The "Drug Addiction Treatment and Recovery Act" will transition Oregon's drug policy from a punitive, criminal approach to a humane and practical approach. "People suffering from the disease that is substance use disorder are more effectively treated with health care services than with criminal punishments.” This is both a significant and radical attempt at harm reduction.
Are we going too far? How can it work?
Canada is experimenting with a program called “Safe Supply.” ”Treatments for opioid use disorder, including methadone and buprenorphine, are potentially lethal and don’t work for everyone. Prescribing a safe supply of regulated opioids, can allow people to know real dosage and pharmaceutical grade quality. This should decrease reliance on deadly street options, and also decrease legal exposure if not procuring street drugs.” 100MillionWays suggests a study arm, maybe replacing one dose of opioids each day with a cannabis-based medicine, and/or IV meloxicam or SC ketamine. These options should be explored in these models. One less opioid dose every day = less deaths.
The Canadian Programs defines safe supply as “providing a legal and regulated supply of drugs otherwise available only in illicit drug markets. This is trying to use an imperfect tool in response to an overwhelming crisis of death. And it Is important to note that implementation of a safe supply program is no easy challenge for multiple, regulatory, legal, and operational reasons – so it’s got to be a realistic approach and prove positive to bring value.
Time will tell regarding safe supply and Measure 110. But components of these programs are derived from published accounts of successes in Portugal.

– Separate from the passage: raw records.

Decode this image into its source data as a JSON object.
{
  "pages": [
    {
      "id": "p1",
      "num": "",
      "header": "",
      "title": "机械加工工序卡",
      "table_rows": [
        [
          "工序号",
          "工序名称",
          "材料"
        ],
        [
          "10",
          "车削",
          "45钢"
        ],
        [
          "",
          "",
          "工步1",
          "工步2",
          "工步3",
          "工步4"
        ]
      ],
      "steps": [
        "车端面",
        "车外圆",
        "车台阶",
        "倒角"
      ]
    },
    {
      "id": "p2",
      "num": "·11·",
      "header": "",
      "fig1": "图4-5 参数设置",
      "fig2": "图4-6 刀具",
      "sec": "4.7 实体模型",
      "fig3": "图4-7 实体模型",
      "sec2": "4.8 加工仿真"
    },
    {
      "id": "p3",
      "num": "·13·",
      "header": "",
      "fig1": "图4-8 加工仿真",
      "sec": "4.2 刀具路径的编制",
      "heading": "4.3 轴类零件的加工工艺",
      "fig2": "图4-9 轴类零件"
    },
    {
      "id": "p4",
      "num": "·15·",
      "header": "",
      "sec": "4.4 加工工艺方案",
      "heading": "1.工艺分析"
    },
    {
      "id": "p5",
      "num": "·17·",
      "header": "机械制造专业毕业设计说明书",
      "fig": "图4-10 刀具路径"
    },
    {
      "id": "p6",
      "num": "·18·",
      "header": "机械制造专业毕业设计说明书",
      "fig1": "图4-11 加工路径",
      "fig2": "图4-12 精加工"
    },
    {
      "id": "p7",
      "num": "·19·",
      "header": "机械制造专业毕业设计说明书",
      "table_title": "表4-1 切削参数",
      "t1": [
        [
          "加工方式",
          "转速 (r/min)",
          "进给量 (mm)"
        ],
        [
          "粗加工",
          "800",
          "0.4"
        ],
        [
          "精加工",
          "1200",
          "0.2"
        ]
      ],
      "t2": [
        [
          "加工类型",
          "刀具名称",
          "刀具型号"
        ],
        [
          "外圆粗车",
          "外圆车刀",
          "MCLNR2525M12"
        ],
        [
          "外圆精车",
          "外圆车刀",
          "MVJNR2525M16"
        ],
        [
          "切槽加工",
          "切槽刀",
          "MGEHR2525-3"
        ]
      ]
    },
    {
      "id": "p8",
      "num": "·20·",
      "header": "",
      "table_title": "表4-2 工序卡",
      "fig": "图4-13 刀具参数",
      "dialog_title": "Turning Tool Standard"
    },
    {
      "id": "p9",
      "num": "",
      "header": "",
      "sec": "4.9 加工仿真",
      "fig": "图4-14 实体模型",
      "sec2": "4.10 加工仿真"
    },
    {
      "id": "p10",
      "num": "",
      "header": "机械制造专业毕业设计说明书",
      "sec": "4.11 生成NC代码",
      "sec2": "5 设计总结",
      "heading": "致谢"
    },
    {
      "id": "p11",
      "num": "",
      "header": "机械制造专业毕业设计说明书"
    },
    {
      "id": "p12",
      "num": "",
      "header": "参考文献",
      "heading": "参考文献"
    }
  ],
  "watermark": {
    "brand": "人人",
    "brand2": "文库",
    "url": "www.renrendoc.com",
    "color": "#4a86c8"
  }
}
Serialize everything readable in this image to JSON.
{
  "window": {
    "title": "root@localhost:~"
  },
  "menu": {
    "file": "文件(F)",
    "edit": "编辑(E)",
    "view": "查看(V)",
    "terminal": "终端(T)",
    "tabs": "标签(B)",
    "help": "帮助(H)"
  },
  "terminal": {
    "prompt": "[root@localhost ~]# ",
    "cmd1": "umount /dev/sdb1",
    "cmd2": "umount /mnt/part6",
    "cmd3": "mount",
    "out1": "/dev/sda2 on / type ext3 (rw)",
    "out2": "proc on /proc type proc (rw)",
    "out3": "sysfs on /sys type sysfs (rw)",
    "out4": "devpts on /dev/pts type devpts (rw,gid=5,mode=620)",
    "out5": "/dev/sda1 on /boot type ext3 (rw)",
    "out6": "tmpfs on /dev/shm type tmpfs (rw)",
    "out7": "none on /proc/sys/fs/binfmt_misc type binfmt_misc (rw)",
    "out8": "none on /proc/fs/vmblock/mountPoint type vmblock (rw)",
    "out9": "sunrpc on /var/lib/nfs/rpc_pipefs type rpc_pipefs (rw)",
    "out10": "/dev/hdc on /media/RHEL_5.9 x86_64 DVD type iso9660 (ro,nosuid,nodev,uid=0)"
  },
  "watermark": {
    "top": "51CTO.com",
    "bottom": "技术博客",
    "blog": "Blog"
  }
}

A 2009 Cato Institute study of Portugal’s decriminalization of all drugs in 2001, reported a dramatic reduction of pathologies associated with drug use, such as sexually transmitted diseases and overdose deaths. A 2015 European Drug Report found that Portugal's drug overdose death rate is five times lower than the European Union average.
Availability of deadly street options - According to a recent NPR investigation, it has become apparent that even when the Chinese Government helps to slow the flow of synthetic fentanyl and components, new synthetic, more powerful and deadlier opioid derivatives boldly appear in public markets and through social networking sites. NPR suggested that Alibaba has the most open illicit drug sales, but illicit drug vendors also operate on Facebook, Twitter, Wickr, MeWe, Vimeo AND even LinkedIn. Understandably, it is a challenge to monitor such activity as it is a head-spinning array of chemicals tagged with an obscure international numerical naming systems and dynamic change management. So it’s even harder for America to stop the inflow of illicit synthetic opioids, as some are so new, they are not recognized and are not illegal.
The point is, no matter how hard we try to stop the flow, the flow continues anew.
The scope and collaboration required to implement these programs makes me concerned for the success of the “safe supply” model in America. Oregon has guts. Lots of loose ends. Hopefully, the federal government takes a look because over 80,000 Americans may die from a drug overdose in this pandemic year, street drugs are available everywhere and so much worse than pharmaceutical grade products, and people are in jail-hell for non-violent drug related crimes. Safe supply and 110 deserve a chance.